Johnny was always about Johnny, and working in a team was hardest for him than the rest of the group. Remember, he was the first one to quit (in FF#4)! He's certainly grown up a lot since then, but even now, when he's presented as being in his early to mid twenties, he's still got some growing up to do. He still likes to show off when he can, especially when using his powers. But there is some restraint now that he didn't have before.
The Team: While the FF is most often referred to as a superhero team, it's important to remember that they aren't the Avengers or the X-Men. They're more of an adventuring family. The FF's focus is not on fighting crime (although they've done that as needed), they're more about pushing the boundaries and seeing what's out there, as well as protecting humanity from what they find. As a result, the FF has ended up being First Contact with other civilizations more often than not, whether by accident or design (they were the first to encounter the Kree and the Skrulls). An adventure might start with the discovery of something in Reed's lab instruments, or it might come to them. In a lot of ways, they're similar to Doc Savage and his Amazing Five (there are parallels... Reed is Doc, Ben is Monk, Johnny is Ham to an extent, Sue almost fits into the Pat role), in that they will go anywhere they're needed.
They'll work with other heroes or teams when needed (better now than in the early days, such as when the Hulk came to New York, and the FF and Avengers basically tripped over each other trying to deal with the Hulk in their own ways), but usually operate by themselves. If they do fight crime, it's because the criminals involved are beyond the police's capabilities and are weird enough that it doesn't seem like the Avengers are the team to deal with it.

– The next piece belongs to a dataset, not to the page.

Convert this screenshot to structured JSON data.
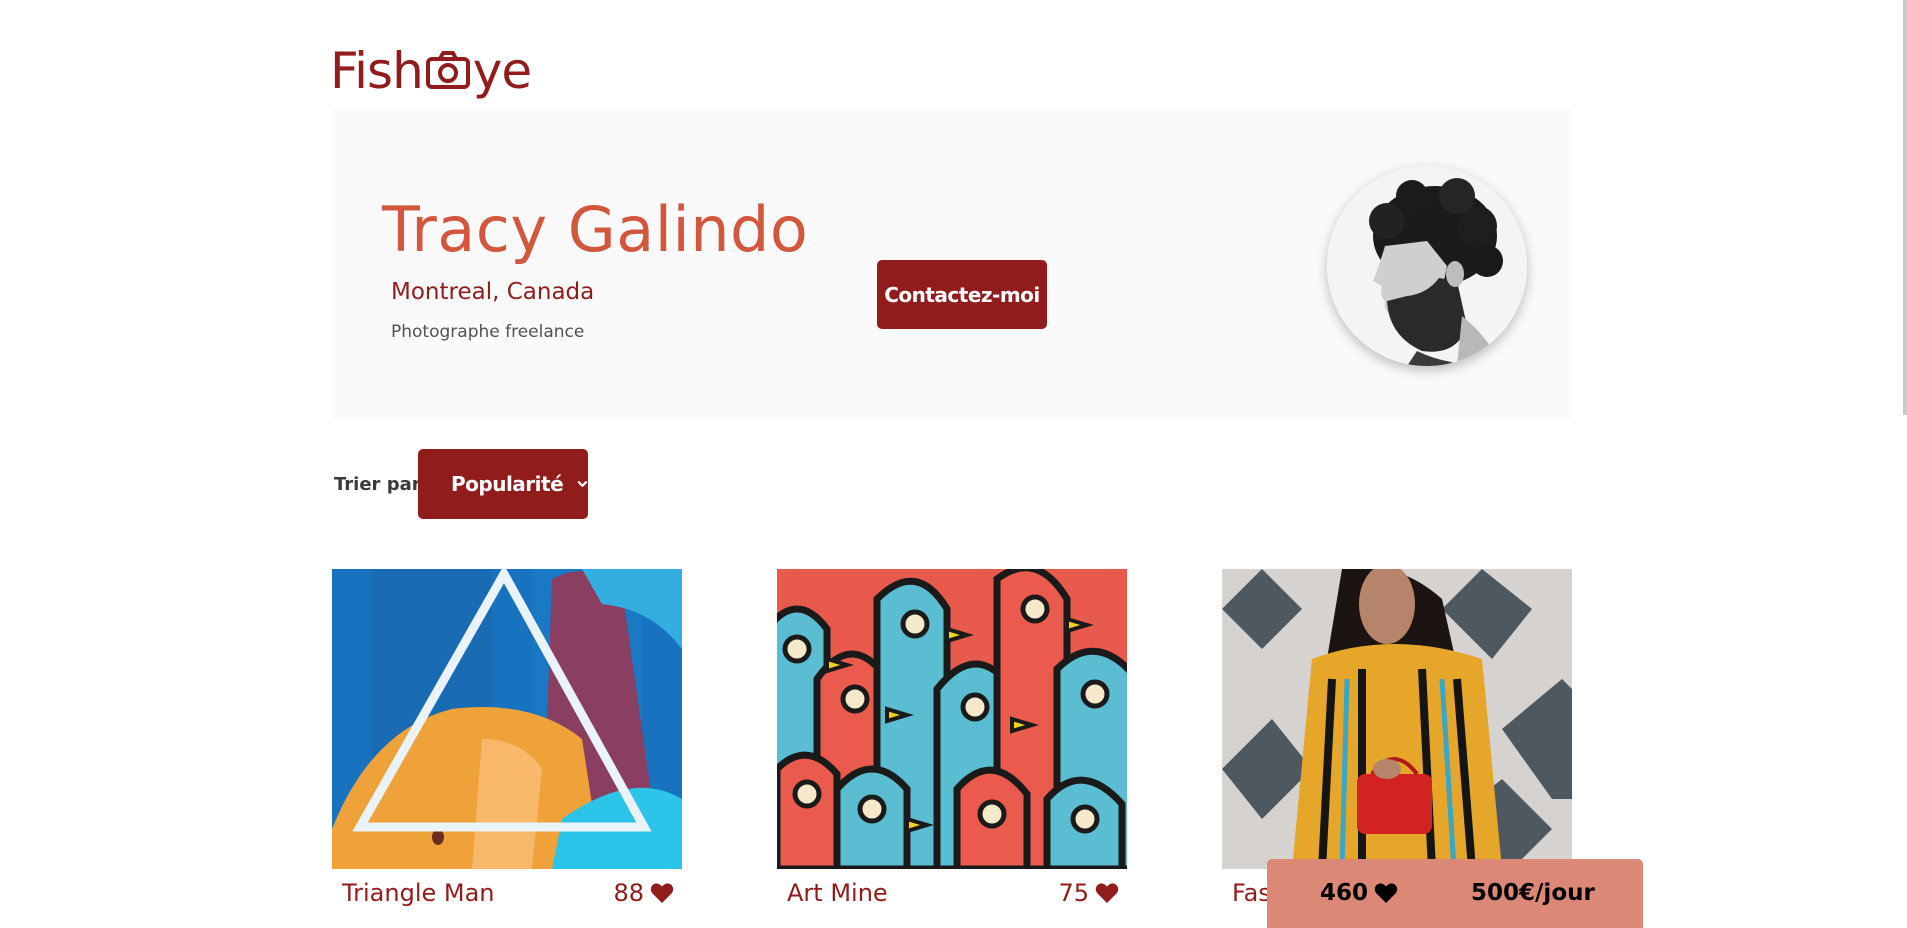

The FF is probably my favorite comic book team of all time, as you might have guessed from the length of this particular essay. It's sad to me that because of all the issues involving the FF's film rights that Marvel Comics has basically said, "Screw this, we won't publish the book until we get the rights back!" (although I can't see that lasting forever). But in the meantime, thanks to back issues, Essentials and Masterworks, the best of the FF is still out there for me to read and re-read!